Latest from Pam Meister
Not coming to a media outlet near you: Kevin Trenberth, an advisor to the UN's Intergovernmental Panel on Climate Change (IPCC), made some startling admissions regarding the IPCC's use of computer General Circulation Modules (GCMs) (h/t Moonbattery). Professor Bob Carter, a geologist writing for Australia's News.com, has the scoop:
Connecticut's governor, M. Jodi Rell, just issued a veto on a bill that would allow illegal aliens to qualify for in-state college tuition in the state's university system.
Local papers dutifully reported the news. Below are headlines from various papers across the state:
You can expect to hear a lot about this in the coming days: a New York Times/CBS News/MTV poll (h/t Britain and America) seems to indicate that the younger generation favors more liberal policies than conservative ones. Among its findings:

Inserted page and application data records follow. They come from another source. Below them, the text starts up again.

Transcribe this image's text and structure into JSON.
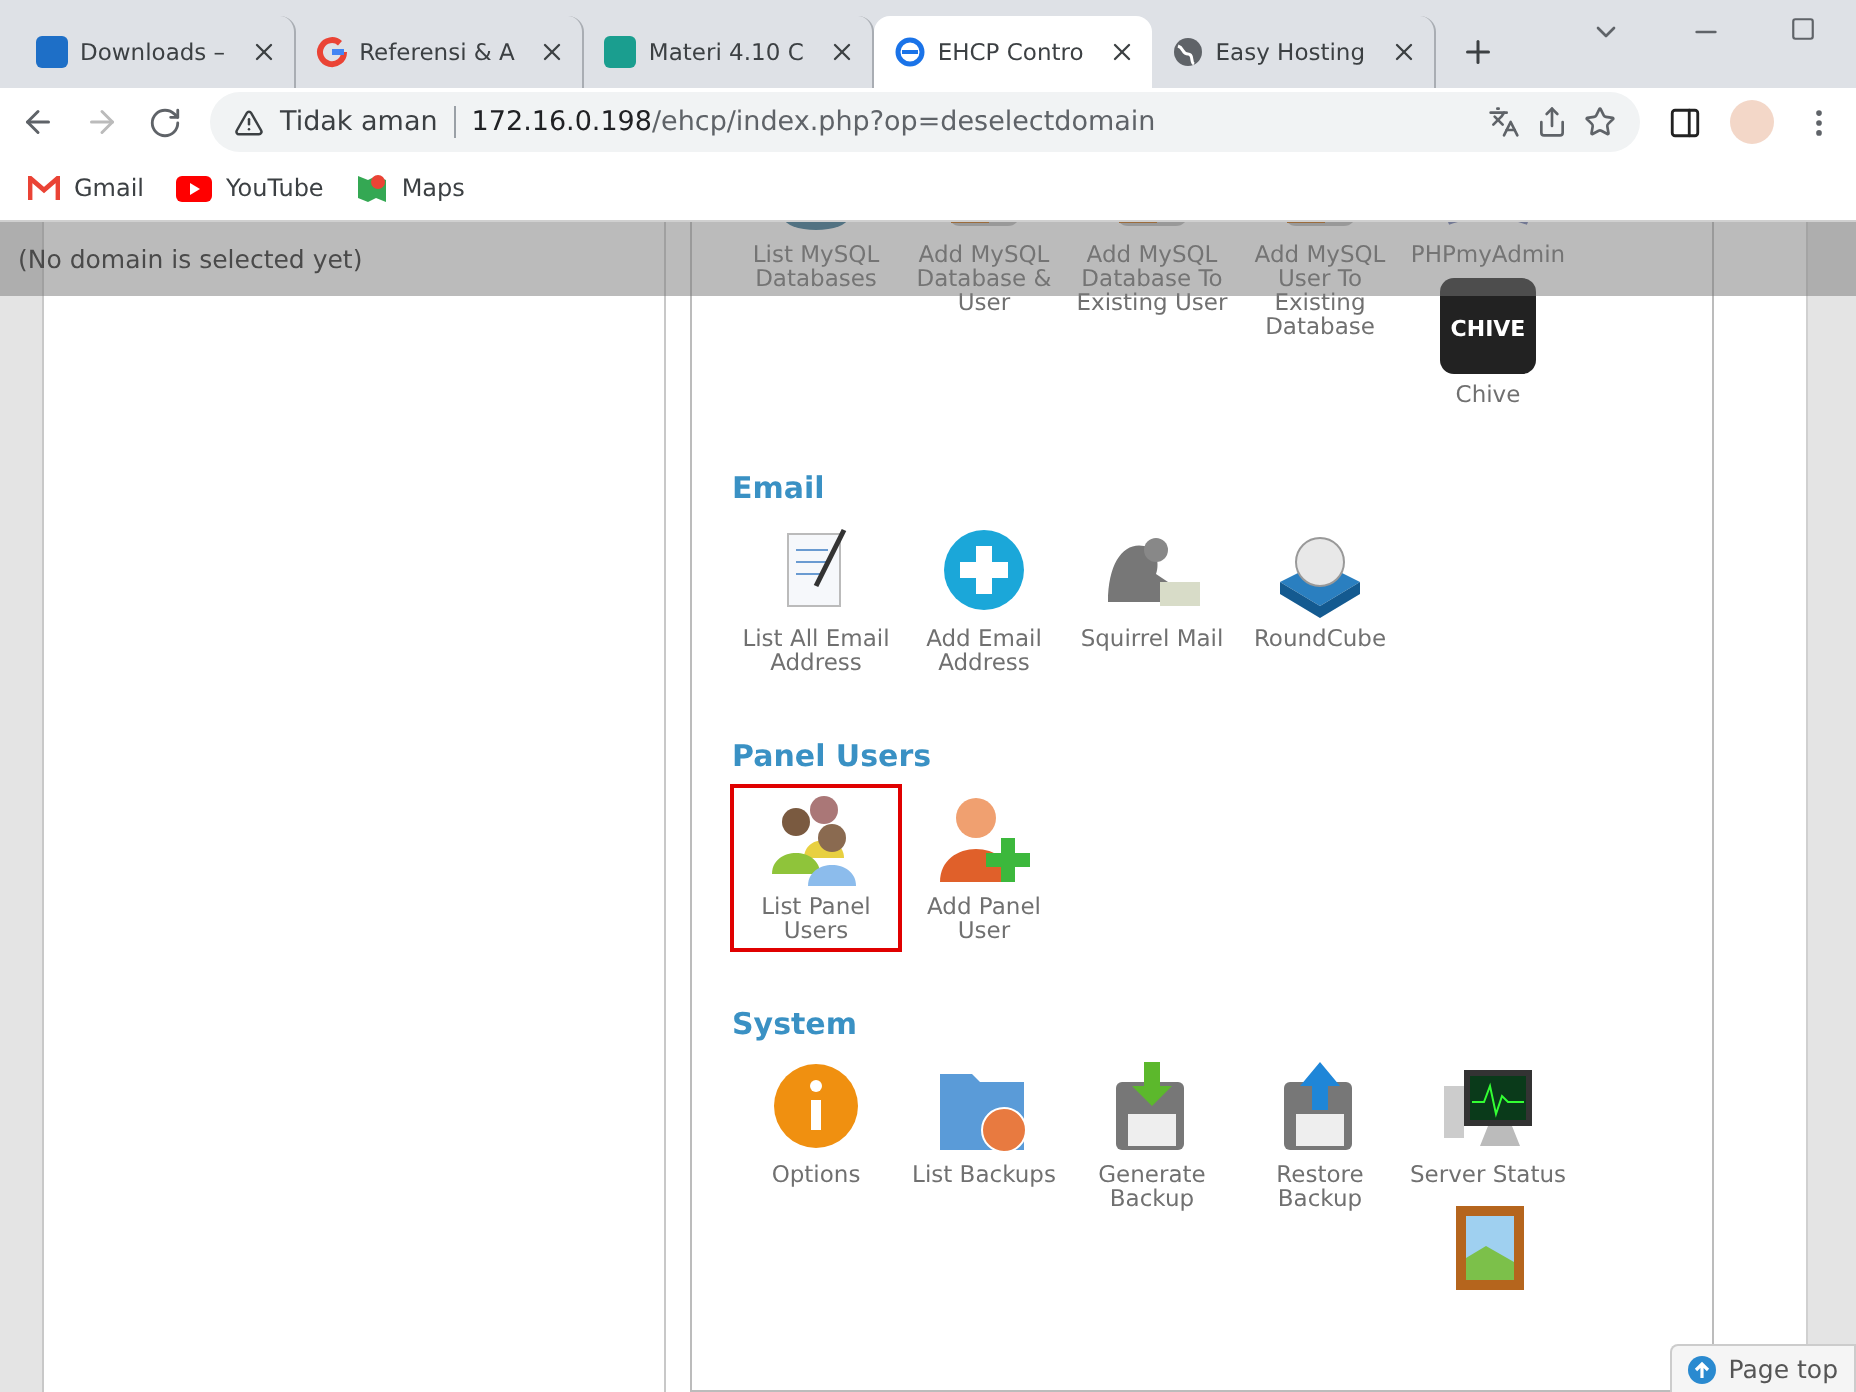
{
  "browser": {
    "tabs": [
      {
        "title": "Downloads –",
        "selected": false
      },
      {
        "title": "Referensi & A",
        "selected": false
      },
      {
        "title": "Materi 4.10 C",
        "selected": false
      },
      {
        "title": "EHCP Contro",
        "selected": true
      },
      {
        "title": "Easy Hosting",
        "selected": false
      }
    ],
    "address": {
      "security": "Tidak aman",
      "host": "172.16.0.198",
      "path": "/ehcp/index.php?op=deselectdomain"
    },
    "bookmarks": [
      {
        "label": "Gmail"
      },
      {
        "label": "YouTube"
      },
      {
        "label": "Maps"
      }
    ]
  },
  "page": {
    "notice": "(No domain is selected yet)",
    "sections": [
      {
        "items": [
          {
            "kind": "mysql",
            "label": "List MySQL Databases",
            "highlighted": false
          },
          {
            "kind": "sql",
            "label": "Add MySQL Database & User",
            "highlighted": false
          },
          {
            "kind": "sql",
            "label": "Add MySQL Database To Existing User",
            "highlighted": false
          },
          {
            "kind": "sql",
            "label": "Add MySQL User To Existing Database",
            "highlighted": false
          },
          {
            "kind": "phpmyadmin",
            "label": "PHPmyAdmin",
            "highlighted": false
          },
          {
            "kind": "chive",
            "logo_text": "CHIVE",
            "label": "Chive",
            "highlighted": false
          }
        ]
      },
      {
        "heading": "Email",
        "items": [
          {
            "kind": "document",
            "label": "List All Email Address",
            "highlighted": false
          },
          {
            "kind": "plus",
            "label": "Add Email Address",
            "highlighted": false
          },
          {
            "kind": "squirrel",
            "label": "Squirrel Mail",
            "highlighted": false
          },
          {
            "kind": "roundcube",
            "label": "RoundCube",
            "highlighted": false
          }
        ]
      },
      {
        "heading": "Panel Users",
        "items": [
          {
            "kind": "users",
            "label": "List Panel Users",
            "highlighted": true
          },
          {
            "kind": "user-add",
            "label": "Add Panel User",
            "highlighted": false
          }
        ]
      },
      {
        "heading": "System",
        "items": [
          {
            "kind": "info",
            "label": "Options",
            "highlighted": false
          },
          {
            "kind": "folder",
            "label": "List Backups",
            "highlighted": false
          },
          {
            "kind": "floppy-down",
            "label": "Generate Backup",
            "highlighted": false
          },
          {
            "kind": "floppy-up",
            "label": "Restore Backup",
            "highlighted": false
          },
          {
            "kind": "monitor",
            "label": "Server Status",
            "highlighted": false
          },
          {
            "kind": "picture",
            "highlighted": false
          }
        ]
      }
    ],
    "page_top": "Page top"
  }
}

*More than half plan to vote for a Democrat for president in 2008
KTPM Omaha fired reporter Calvert Collins, who had posted her photo with a congressional candidate on her Facebook page with the caption, "Vote for him Tuesday, November 7!"
In a piece that analyzes New York City mayor Michael Bloomberg's chances for a successful presidential run, CNN contributor Roland Martin doesn't think that the country is clamoring for him in the way Ross Perot was in demand back in 1992. In particular, Martin doesn't think the Republican base would back him in part because he's Jewish:

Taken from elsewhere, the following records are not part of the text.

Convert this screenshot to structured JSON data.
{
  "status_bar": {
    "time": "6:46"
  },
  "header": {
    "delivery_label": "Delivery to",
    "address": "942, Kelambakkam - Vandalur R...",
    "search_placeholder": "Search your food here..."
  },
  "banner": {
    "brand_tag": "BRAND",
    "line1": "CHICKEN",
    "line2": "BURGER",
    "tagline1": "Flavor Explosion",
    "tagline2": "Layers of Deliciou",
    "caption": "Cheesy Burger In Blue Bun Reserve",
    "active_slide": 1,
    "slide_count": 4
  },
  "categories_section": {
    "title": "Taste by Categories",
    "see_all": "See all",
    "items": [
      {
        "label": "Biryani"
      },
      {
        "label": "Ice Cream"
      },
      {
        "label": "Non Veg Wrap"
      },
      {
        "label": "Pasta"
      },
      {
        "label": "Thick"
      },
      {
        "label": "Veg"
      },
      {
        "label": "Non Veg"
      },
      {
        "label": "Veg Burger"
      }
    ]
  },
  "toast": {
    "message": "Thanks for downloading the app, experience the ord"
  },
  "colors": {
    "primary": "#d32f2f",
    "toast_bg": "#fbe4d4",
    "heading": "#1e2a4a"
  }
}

Who is Bloomberg's constituency? Is it Republicans who are desperate for a standard-bearer in the mold of Ronald Reagan? Bloomberg doesn't appeal to the GOP base -- he's liberal, from New York and is Jewish. (Be honest, if he was a hard-core conservative and a Baptist, they would be falling over him.)
Emphasis mine. His reasoning doesn't explain Rudy Giuliani's popularity. While he isn't Jewish, Giuliani is from New York, he is not a hard-core conservative with regard to social issues, and he is Catholic, not Baptist.
Could it be that Bloomberg's policies on their own are enough to turn off Republicans? Or that they don't believe he has what it takes to be president? Why bring his religion into it?
Wyoming's governor (Democrat Dave Freudenthal) just announced the successor to the late Republican Senator Craig Thomas. This AP story, which appears on numerous news outlet websites, highlights John Barrasso's many conservative qualities. It's entitled "Conservative Wyo. Surgeon Named Senator":
Reviews for the movie "Evan Almighty," opening in theaters today, have been largely lackluster. The general consensus is that the talents of Steve Carell and the rest of the cast are largely wasted and the religious theme is somewhat bland. The plot in a nutshell is that Evan Baxer (Carell), recently elected to Congress, is recruited by God (Morgan Freeman) to become a modern-day Noah, building an ark in order to serve humanity on a Biblical scale.
MSNBC took a look at 144 journalists who donated political contributions from 2004 to the start of the 2008 campaign:
...according to the public records of the Federal Election Commission. Most of the newsroom checkbooks leaned to the left: 125 journalists gave to Democrats and liberal causes. Only 17 gave to Republicans. Two gave to both parties.
ABCNews.com's The Blotter has an update on their exclusive story of the recent Taliban "graduation ceremony":
The Taliban military commander [Mansoor Dadullah] who led the "graduation ceremony" for 300 suicide bombers was one of five men released from an Afghanistan prison earlier this year in exchange for a kidnapped Italian journalist.